This event has ended. Visit the official site or create your own event on Sched.
Back To Schedule
Wednesday, June 22 • 11:15 - 12:15
CON01.07c - Encouraging Student Agency though Blended Course Design

Sign up or log in to save this to your schedule, view media, leave feedback and see who's attending!

Blended learning, which is a combination of face-to-face and online delivery methods, can influence students' perceptions of the learning environment and, subsequently, their study experiences, learning outcomes, and ultimate academic achievement (Poon, 2013; Garrison and Kanuka, 2004). The blended mode of course delivery also poses a challenge to instructors because it requires them to move towards a constructivist approach to learning and teaching (Redmond, 2011).

Situated within action research, a framework that utilizes self-reflective enquiry in order to improve one’s own practices (Carr and Kemmis, 1986), this interactive session will showcase a third year special topics course in Women and Gender Studies, which was designed in a format that reduced face-to-face class time to 50 percent. Participants will hear reflections and lessons learned from the course instructor, students and instructional design facilitator who provided support to the instructor through the development process. We will consider the role of the instructor and the impact of blended course design on student learning. The aim of the session is to underline the importance of understanding students' perceptions of the blended learning environment as an important factor influencing their learning success (Entwistle, McCune and Hounsell, 2002) and enabling agency, and to provide participants with concrete tips that they can implement in their own blended and online projects to help students overcome challenges and succeed.

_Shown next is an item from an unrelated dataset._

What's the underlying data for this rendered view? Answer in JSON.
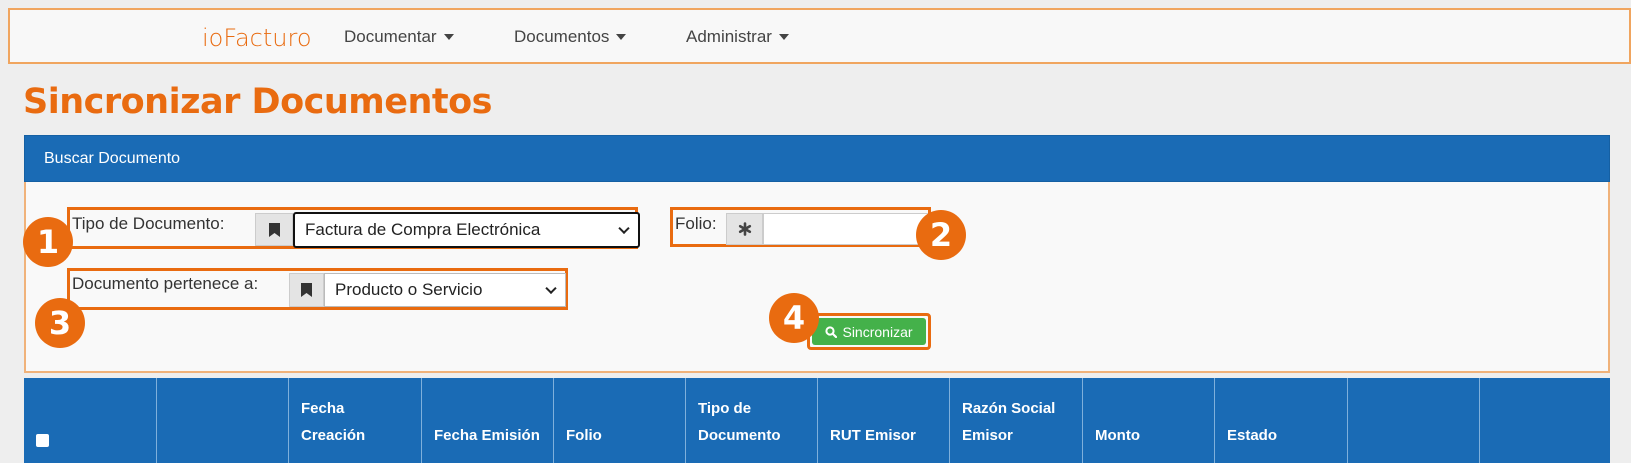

Learning Outcomes:

By the end of this session, participants will be able to:

  1. Identify benefits of, impediments to, and effective practices associated with designing and teaching a blended course

  2. Recognize anxieties that students may face when learning in the blended environment for the first time

  3. Reflect on how they might adapt some effective blended learning practices in their own teaching context.


Jordan Fairbairn

Jordan Fairbairn is a Postdoctoral Fellow at the Centre for Research & Education on Violence Against Women & Children (CREVAWC), Western University. Her teaching and research focus on gender, violence, and media, with a particular interest in the role of social media and digital technologies... Read More →

Dragana Polovina-Vukovic

Dragana Polovina-Vukovic is Instructional Design and Research Facilitator, Educational Development Centre at Carleton University. Dragana’s interest is in enhancing educational practices in postsecondary education. She has published articles in this field and presented at various... Read More →

Wednesday June 22, 2016 11:15 - 12:15 EDT
UCC 60